Second, focus on building secure attachments by spending quality time together, being responsive to their needs, and showing them love and affection.
Calming Separation Anxiety
Ease your toddler’s separation anxiety by providing reassurance and consistent routines. Managing their clinginess and building trust are essential in helping them feel secure when apart from you. Start by acknowledging their feelings and validating their emotions. Let them know that it’s okay to feel sad or anxious when you’re not around, but reassure them that you’ll always come back.
Establishing consistent routines can also help ease their anxiety. Stick to a regular schedule for drop-offs and pick-ups, as well as daily activities such as meals, naps, and playtime. This predictability can provide them with a sense of stability and control.

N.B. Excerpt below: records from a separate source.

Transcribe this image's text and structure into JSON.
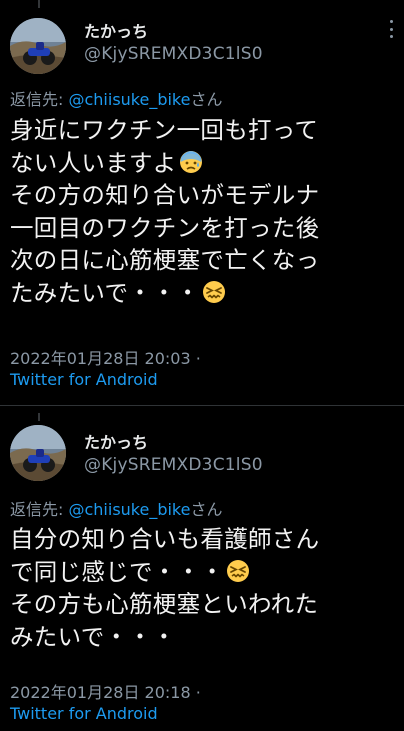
{
  "tweets": [
    {
      "display_name": "たかっち",
      "handle": "@KjySREMXD3C1lS0",
      "reply_prefix": "返信先: ",
      "reply_mention": "@chiisuke_bike",
      "reply_suffix": "さん",
      "body_lines": [
        "身近にワクチン一回も打って",
        "ない人いますよ",
        "その方の知り合いがモデルナ",
        "一回目のワクチンを打った後",
        "次の日に心筋梗塞で亡くなっ",
        "たみたいで・・・"
      ],
      "emojis": [
        "sad-sweat-emoji",
        "confounded-face-emoji"
      ],
      "timestamp": "2022年01月28日 20:03 ·",
      "source": "Twitter for Android"
    },
    {
      "display_name": "たかっち",
      "handle": "@KjySREMXD3C1lS0",
      "reply_prefix": "返信先: ",
      "reply_mention": "@chiisuke_bike",
      "reply_suffix": "さん",
      "body_lines": [
        "自分の知り合いも看護師さん",
        "で同じ感じで・・・",
        "その方も心筋梗塞といわれた",
        "みたいで・・・"
      ],
      "emojis": [
        "confounded-face-emoji"
      ],
      "timestamp": "2022年01月28日 20:18 ·",
      "source": "Twitter for Android"
    }
  ],
  "colors": {
    "background": "#000000",
    "text": "#e7e9ea",
    "secondary": "#8b98a5",
    "link": "#1d9bf0",
    "divider": "#2f3336"
  }
}
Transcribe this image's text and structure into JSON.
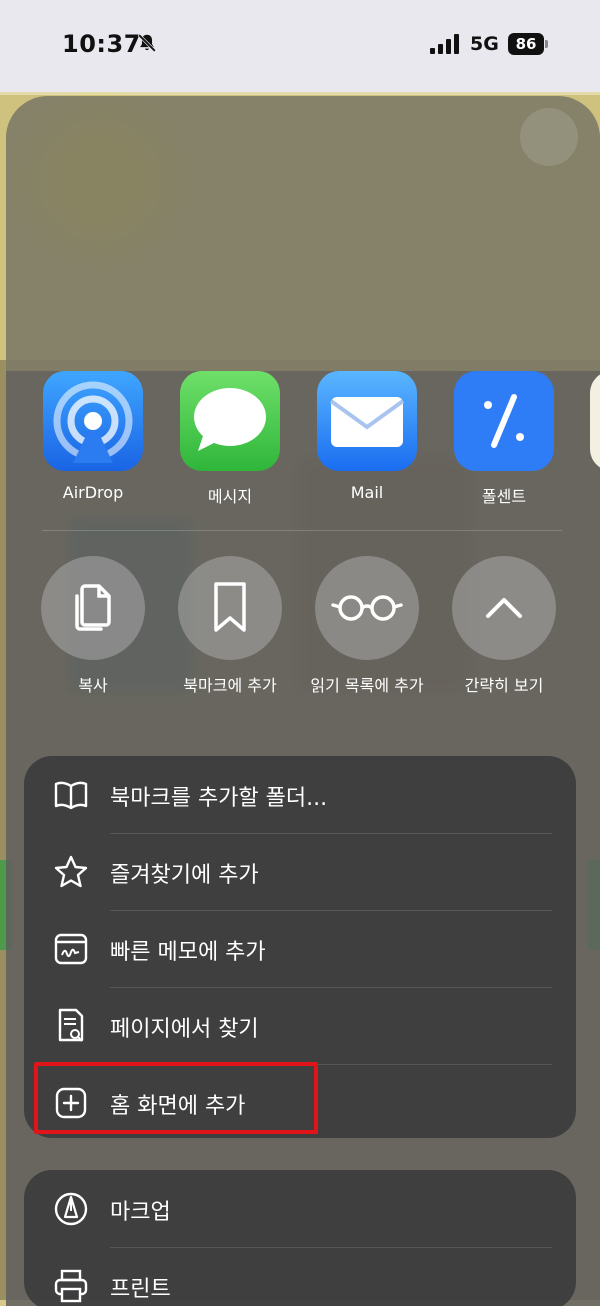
{
  "status_bar": {
    "time": "10:37",
    "network": "5G",
    "battery": "86"
  },
  "share_apps": [
    {
      "label": "AirDrop",
      "icon": "airdrop-icon"
    },
    {
      "label": "메시지",
      "icon": "messages-icon"
    },
    {
      "label": "Mail",
      "icon": "mail-icon"
    },
    {
      "label": "폴센트",
      "icon": "percent-icon"
    }
  ],
  "quick_actions": [
    {
      "label": "복사",
      "icon": "copy-icon"
    },
    {
      "label": "북마크에 추가",
      "icon": "bookmark-icon"
    },
    {
      "label": "읽기 목록에 추가",
      "icon": "glasses-icon"
    },
    {
      "label": "간략히 보기",
      "icon": "chevron-up-icon"
    }
  ],
  "menu_group_1": [
    {
      "label": "북마크를 추가할 폴더...",
      "icon": "book-icon"
    },
    {
      "label": "즐겨찾기에 추가",
      "icon": "star-icon"
    },
    {
      "label": "빠른 메모에 추가",
      "icon": "quick-note-icon"
    },
    {
      "label": "페이지에서 찾기",
      "icon": "find-in-page-icon"
    },
    {
      "label": "홈 화면에 추가",
      "icon": "add-square-icon"
    }
  ],
  "menu_group_2": [
    {
      "label": "마크업",
      "icon": "markup-icon"
    },
    {
      "label": "프린트",
      "icon": "printer-icon"
    }
  ],
  "colors": {
    "highlight": "#e1141a",
    "sheet": "#5f5f5f",
    "menu": "#3c3c3e"
  }
}
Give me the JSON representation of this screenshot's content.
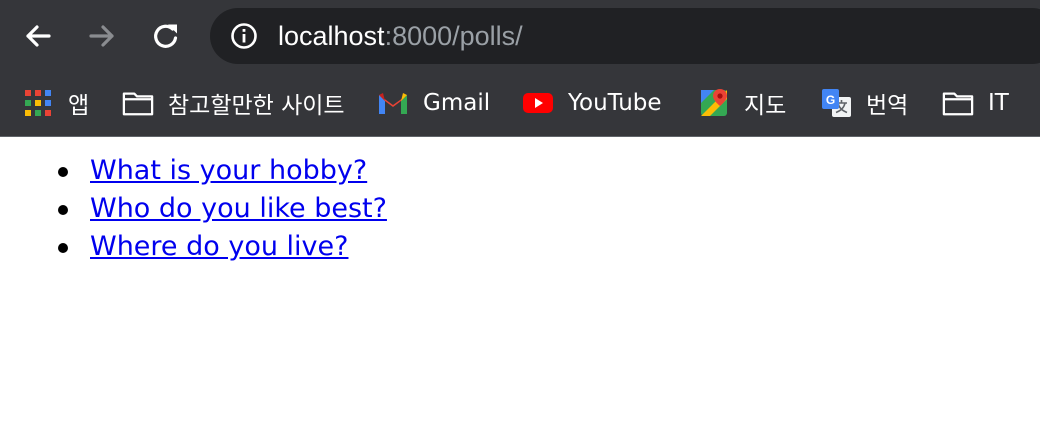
{
  "browser": {
    "address": {
      "host": "localhost",
      "rest": ":8000/polls/"
    },
    "bookmarks": [
      {
        "label": "앱",
        "icon": "apps-grid-icon"
      },
      {
        "label": "참고할만한 사이트",
        "icon": "folder-icon"
      },
      {
        "label": "Gmail",
        "icon": "gmail-icon"
      },
      {
        "label": "YouTube",
        "icon": "youtube-icon"
      },
      {
        "label": "지도",
        "icon": "maps-icon"
      },
      {
        "label": "번역",
        "icon": "translate-icon"
      },
      {
        "label": "IT",
        "icon": "folder-icon"
      }
    ]
  },
  "page": {
    "questions": [
      {
        "text": "What is your hobby?"
      },
      {
        "text": "Who do you like best?"
      },
      {
        "text": "Where do you live?"
      }
    ]
  },
  "colors": {
    "chrome": "#35363a",
    "omnibox": "#202124",
    "link": "#0000ee"
  }
}
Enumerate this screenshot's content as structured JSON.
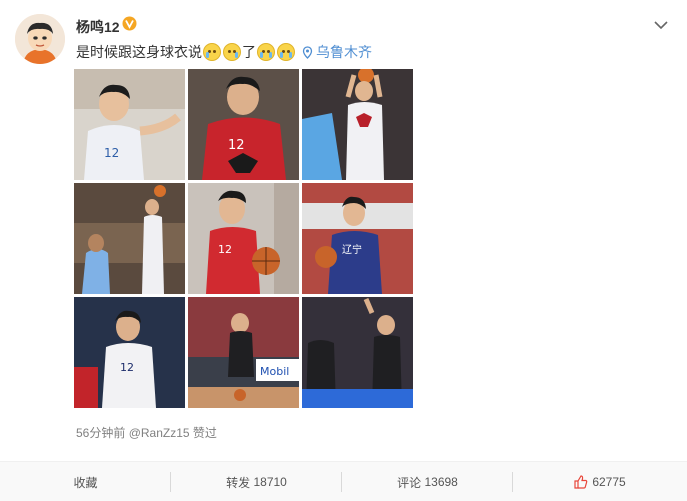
{
  "user": {
    "name": "杨鸣12",
    "verified_badge": "V",
    "avatar_icon": "cartoon-avatar"
  },
  "post": {
    "text": "是时候跟这身球衣说",
    "text_after_emojis": "了",
    "emojis_before": [
      "cry-laugh-emoji",
      "cry-laugh-emoji"
    ],
    "emojis_after": [
      "crying-emoji",
      "crying-emoji"
    ],
    "location": "乌鲁木齐",
    "location_icon": "location-pin-icon"
  },
  "photos_count": 9,
  "meta": {
    "time": "56分钟前",
    "author": "@RanZz15",
    "action": "赞过"
  },
  "actions": {
    "collect": "收藏",
    "repost_label": "转发",
    "repost_count": "18710",
    "comment_label": "评论",
    "comment_count": "13698",
    "like_count": "62775"
  },
  "colors": {
    "link": "#4f8ed2",
    "badge": "#f5a623",
    "like": "#e8463a"
  }
}
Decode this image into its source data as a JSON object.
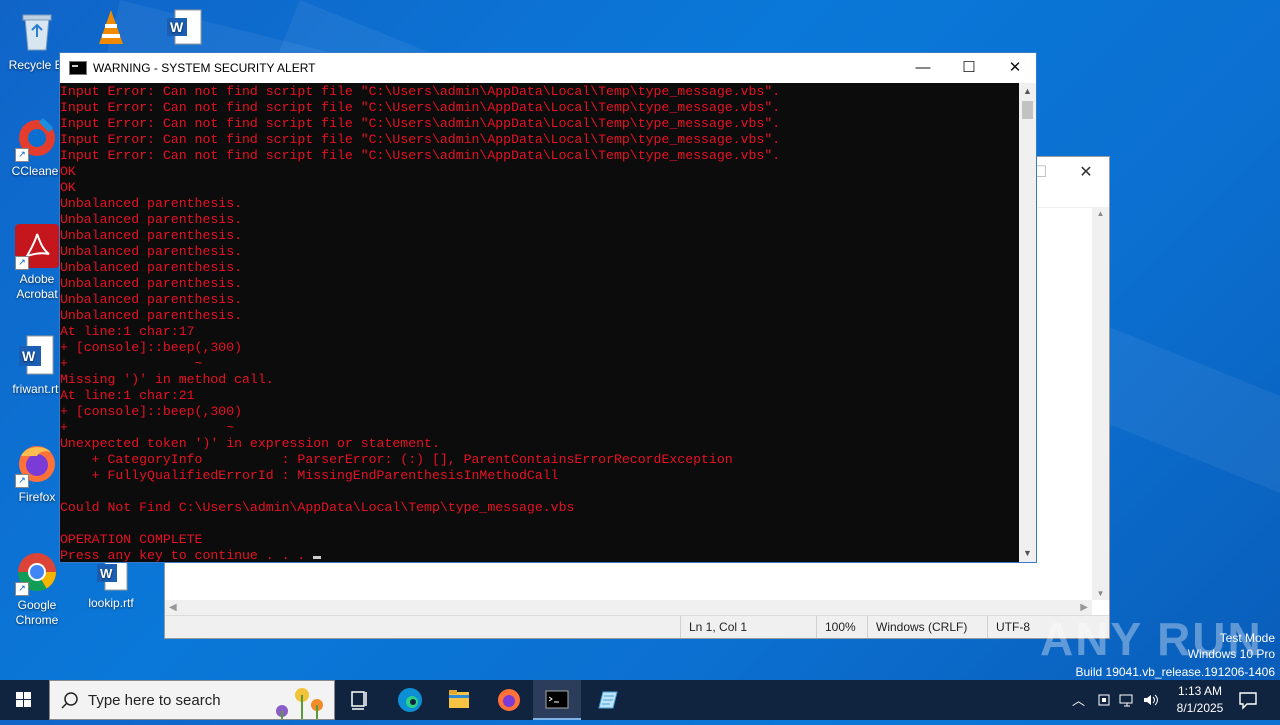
{
  "desktop": {
    "icons": [
      {
        "label": "Recycle Bi",
        "icon": "recycle-bin-icon"
      },
      {
        "label": "CCleaner",
        "icon": "ccleaner-icon"
      },
      {
        "label": "Adobe Acrobat",
        "icon": "adobe-acrobat-icon"
      },
      {
        "label": "friwant.rtf",
        "icon": "word-document-icon"
      },
      {
        "label": "Firefox",
        "icon": "firefox-icon"
      },
      {
        "label": "Google Chrome",
        "icon": "chrome-icon"
      },
      {
        "label": "lookip.rtf",
        "icon": "word-document-icon"
      }
    ]
  },
  "console": {
    "title": "WARNING - SYSTEM SECURITY ALERT",
    "minimize_glyph": "—",
    "maximize_glyph": "☐",
    "close_glyph": "✕",
    "lines": [
      "Input Error: Can not find script file \"C:\\Users\\admin\\AppData\\Local\\Temp\\type_message.vbs\".",
      "Input Error: Can not find script file \"C:\\Users\\admin\\AppData\\Local\\Temp\\type_message.vbs\".",
      "Input Error: Can not find script file \"C:\\Users\\admin\\AppData\\Local\\Temp\\type_message.vbs\".",
      "Input Error: Can not find script file \"C:\\Users\\admin\\AppData\\Local\\Temp\\type_message.vbs\".",
      "Input Error: Can not find script file \"C:\\Users\\admin\\AppData\\Local\\Temp\\type_message.vbs\".",
      "OK",
      "OK",
      "Unbalanced parenthesis.",
      "Unbalanced parenthesis.",
      "Unbalanced parenthesis.",
      "Unbalanced parenthesis.",
      "Unbalanced parenthesis.",
      "Unbalanced parenthesis.",
      "Unbalanced parenthesis.",
      "Unbalanced parenthesis.",
      "At line:1 char:17",
      "+ [console]::beep(,300)",
      "+                ~",
      "Missing ')' in method call.",
      "At line:1 char:21",
      "+ [console]::beep(,300)",
      "+                    ~",
      "Unexpected token ')' in expression or statement.",
      "    + CategoryInfo          : ParserError: (:) [], ParentContainsErrorRecordException",
      "    + FullyQualifiedErrorId : MissingEndParenthesisInMethodCall",
      "",
      "Could Not Find C:\\Users\\admin\\AppData\\Local\\Temp\\type_message.vbs",
      "",
      "OPERATION COMPLETE",
      "Press any key to continue . . . "
    ]
  },
  "notepad": {
    "close_glyph": "✕",
    "restore_glyph": "☐",
    "status": {
      "position": "Ln 1, Col 1",
      "zoom": "100%",
      "line_ending": "Windows (CRLF)",
      "encoding": "UTF-8"
    }
  },
  "watermark": {
    "brand": "ANY RUN",
    "test_mode": "Test Mode",
    "os": "Windows 10 Pro",
    "build": "Build 19041.vb_release.191206-1406"
  },
  "taskbar": {
    "search_placeholder": "Type here to search",
    "time": "1:13 AM",
    "date": "8/1/2025"
  }
}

Additionally, gradually introduce periods of separation to help them develop confidence and independence. Start with short separations and gradually increase the duration as they become more comfortable.
Remember to be patient and understanding during this process, as each child’s needs and progress may vary.
Establishing Secure Attachments
Manage your toddler’s separation anxiety and establish secure attachments by providing consistent reassurance and building trust. Foster independence in your toddler by encouraging them to explore their surroundings and engage in age-appropriate activities. Offer support and reassurance as they navigate new experiences.
Allow your toddler to gradually experience moments of separation, such as short periods of time away from you, to help them learn that you will always return. Consistency is key in building trust, so establish a predictable routine and try to stick to it as much as possible.
Show your toddler that you are there for them by responding to their needs promptly and consistently. By nurturing their independence and building trust, you can help your toddler feel secure and confident in their relationships.
Encouraging Gradual Independence
To encourage gradual independence and help your toddler deal with separation anxiety, continue fostering their sense of security and trust by providing consistent reassurance and support. Promoting autonomy is essential for building self-confidence in your child.
Encourage them to make choices and decisions within appropriate boundaries. Allow them to explore their surroundings and engage in age-appropriate activities that encourage independence. Give them small tasks or responsibilities that they can accomplish on their own, such as tidying up their toys or dressing themselves. Praise their efforts and celebrate their achievements to boost their self-esteem.
When it comes to separation anxiety, gradually expose your child to short separations and reassure them that you’ll always come back. Provide comfort objects, such as a favorite toy or blanket, to help them feel secure in your absence.
Promoting Independence While Maintaining Attachment
While it’s important to maintain a strong attachment with your toddler, it’s also crucial to promote their independence. Encouraging their autonomy and building their confidence is essential for their overall development.
You can begin by allowing your toddler to make simple choices, such as picking out their own clothes or deciding which toy to play with. This will give them a sense of control and ownership over their decisions.
Additionally, give them opportunities to explore their environment and engage in independent play. This will help them develop problem-solving skills and foster a sense of self-reliance.
As they grow older, gradually increase their responsibilities and involve them in age-appropriate tasks, such as setting the table or tidying up their toys.